The State of Florida and every other state in the country has rules concerning tires. Florida police can pull a driver over for driving on unsafe tires. Yet many Florida motorists are not aware of the laws or the risks involved with driving on old or worn out tires. In this article, we’ll survey Florida rules and regulations regarding tire safety.
Florida Tread Depth Regulations
Florida has a minimum tread depth requirement that is enforceable by law. The reason should be obvious. Your safety and the safety of other drivers on the road depends on it. Vehicles are expected to be easily controlled at highway speeds. A well maintained tire reduces the risk of hydroplaning and catastrophic tire failure. Drivers should frequently look for wear and tear on their treads, look for bulging treads, and sidewall cracking on a regular basis.
Florida law requires all tires to have a minimum tread depth of 1/16th of an inch. However, you can use a penny to check your tread depth as well. If you stick your penny into the tread with Lincoln’s head facing into the tread and you can see the top of Honest Abe’s hairdo, your tires need to be replaced.
However, the “official” method of checking tire tread depth is to use a tread depth tire gauge which renders results in 32’s of an inch. If your tread is 2/32nds of an inch or less, it’s time to get them replaced.

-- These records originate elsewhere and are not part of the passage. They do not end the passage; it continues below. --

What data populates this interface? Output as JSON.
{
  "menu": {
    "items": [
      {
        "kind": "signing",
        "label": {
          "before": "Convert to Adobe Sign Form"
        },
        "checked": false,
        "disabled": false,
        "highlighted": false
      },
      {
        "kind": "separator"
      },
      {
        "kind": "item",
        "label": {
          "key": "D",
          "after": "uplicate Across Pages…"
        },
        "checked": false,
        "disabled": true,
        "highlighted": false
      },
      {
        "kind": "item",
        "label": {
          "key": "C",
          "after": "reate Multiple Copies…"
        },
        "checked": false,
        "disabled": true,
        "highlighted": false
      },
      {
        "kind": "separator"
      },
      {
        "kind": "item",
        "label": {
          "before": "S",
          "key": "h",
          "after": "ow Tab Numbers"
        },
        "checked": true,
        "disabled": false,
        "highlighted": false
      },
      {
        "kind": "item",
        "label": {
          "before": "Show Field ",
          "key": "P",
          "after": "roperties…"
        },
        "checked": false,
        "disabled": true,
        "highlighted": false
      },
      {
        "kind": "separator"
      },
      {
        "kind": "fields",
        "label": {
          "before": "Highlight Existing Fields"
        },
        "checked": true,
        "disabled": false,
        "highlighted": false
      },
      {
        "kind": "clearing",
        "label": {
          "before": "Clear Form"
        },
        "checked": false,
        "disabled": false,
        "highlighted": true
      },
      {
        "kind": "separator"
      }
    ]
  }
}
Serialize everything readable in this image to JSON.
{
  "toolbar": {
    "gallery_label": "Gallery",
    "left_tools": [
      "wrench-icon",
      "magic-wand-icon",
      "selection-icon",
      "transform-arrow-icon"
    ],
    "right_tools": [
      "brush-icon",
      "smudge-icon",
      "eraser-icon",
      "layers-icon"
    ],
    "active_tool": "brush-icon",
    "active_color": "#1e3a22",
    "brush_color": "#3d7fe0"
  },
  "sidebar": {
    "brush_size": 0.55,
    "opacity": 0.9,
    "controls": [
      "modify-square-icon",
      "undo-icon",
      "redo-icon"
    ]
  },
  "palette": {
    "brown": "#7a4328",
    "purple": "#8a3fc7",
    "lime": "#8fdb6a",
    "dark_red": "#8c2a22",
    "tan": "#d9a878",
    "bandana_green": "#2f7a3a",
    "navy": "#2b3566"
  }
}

Tires with lower tread depths are more susceptible to hydroplaning on slick roads. The driver has far less control over the car, and there is even the chance that tires tread could become separated causing a major tire blowout.
In addition to using pennies or specialized tools, all tires sold and manufactured in North America are required to have tread depth indicators called wear bars. They run underneath the rubber and rear their ugly head when your tires have worn down to the legal limit. This makes it much easier for folks to know when their tires have worn out. If you see the wear bar, it’s time for a new set of tires.
In some cases, drivers may notice that their tread wear is uneven. In other words, the wear bars are visible in some places but not in others. If this is the case, the tires must be replaced immediately. They are no longer safe to drive on. You should also tell your mechanic about the uneven wear. It could be a problem with your alignment or camber. Additionally, it may be that your tires are over or underinflated.
Talk to a Defective Tire Lawyer Today
If you believe that a defective tire caused your accident, the Coral Gables tire defect attorneys at Halpern, Santos & Pinkert can help you sue the manufacturer and recover damages. We have settled or won verdicts in tire liability claims before and can help you win your case. Call us today for a free consultation.